Sign up
Here's how it works:
  1. Anybody can ask a question
  2. Anybody can answer
  3. The best answers are voted up and rise to the top

What license or contract type is normally used by independent developers, when outsourcing game resources like graphics or sounds? Is there something like a template floating around? How much ownership of the work can I demand?

I'm alone, so the contract is only between me and another person who's doing graphics, sounds or so on.

share|improve this question
up vote 4 down vote accepted

Usually, the person paying the bills is the one that gets the rights for the job.

If you are paying him for making the graphics, then usually you should have all the rights. He just gets money for his time.

Conversely, if he's paying you for your programming, then he should get all the rights: code and art.
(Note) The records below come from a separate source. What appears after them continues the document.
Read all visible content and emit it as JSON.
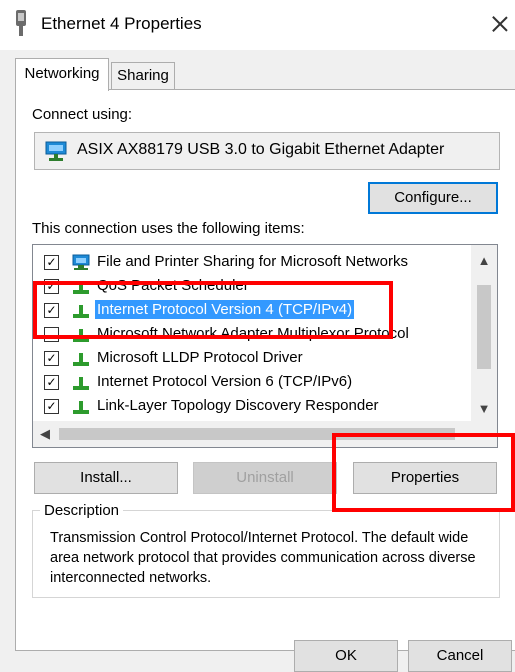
{
  "window": {
    "title": "Ethernet 4 Properties",
    "icon": "network-adapter-icon",
    "close_icon": "close-icon"
  },
  "tabs": [
    {
      "label": "Networking",
      "active": true
    },
    {
      "label": "Sharing",
      "active": false
    }
  ],
  "connect": {
    "label": "Connect using:",
    "adapter": "ASIX AX88179 USB 3.0 to Gigabit Ethernet Adapter"
  },
  "configure_button": "Configure...",
  "items_label": "This connection uses the following items:",
  "items": [
    {
      "label": "File and Printer Sharing for Microsoft Networks",
      "checked": true,
      "icon": "network-share-icon"
    },
    {
      "label": "QoS Packet Scheduler",
      "checked": true,
      "icon": "network-protocol-icon"
    },
    {
      "label": "Internet Protocol Version 4 (TCP/IPv4)",
      "checked": true,
      "selected": true,
      "icon": "network-protocol-icon"
    },
    {
      "label": "Microsoft Network Adapter Multiplexor Protocol",
      "checked": false,
      "icon": "network-protocol-icon"
    },
    {
      "label": "Microsoft LLDP Protocol Driver",
      "checked": true,
      "icon": "network-protocol-icon"
    },
    {
      "label": "Internet Protocol Version 6 (TCP/IPv6)",
      "checked": true,
      "icon": "network-protocol-icon"
    },
    {
      "label": "Link-Layer Topology Discovery Responder",
      "checked": true,
      "icon": "network-protocol-icon"
    }
  ],
  "buttons": {
    "install": "Install...",
    "uninstall": "Uninstall",
    "properties": "Properties",
    "ok": "OK",
    "cancel": "Cancel"
  },
  "description": {
    "title": "Description",
    "text": "Transmission Control Protocol/Internet Protocol. The default wide area network protocol that provides communication across diverse interconnected networks."
  },
  "colors": {
    "selection": "#3399ff",
    "highlight": "#ff0000",
    "accent": "#0078d7"
  }
}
If you are both investing - either with an initial inversion or by not getting paid until the game is released - then you both should share all the rights. A usual move would be creating a society, and giving the rights to the society. But it really depends on your local legislation.

share|improve this answer

Usually contracts like that are work for hire. The person doing the work has no rights to what they create for you since it's yours.

share|improve this answer

This really depends on the contract.

If the contract say that the buyer just gets a licence to use the work, then the rights usually stays with the creator who then can do whatever with the product. This is not unheard of in the games industry when producing non-hero assets, like city buildings and grass textures and such often needed "extra assets".

share|improve this answer
I'd agree with this - if the work is major and bespoke (ie expensive), the rights will lie with the company or person who commissioned and paid for the work. If the work is off the shelf or minor, the purchase will buy the right to use it, not the full copyright.... Although in some cases the latter may be used instead, if the buyer requires exclusivity. – Jon Story Oct 21 '14 at 0:22

This depends on the wording of the contract agreement and the governing countries laws (some states you cannot sign away your rights). Best to consult a legal counselor when drafting contracts so as to iron out the details and not have any issues for later IMHO.

share|improve this answer

Your Answer


By posting your answer, you agree to the privacy policy and terms of service.

Not the answer you're looking for? Browse other questions tagged or ask your own question.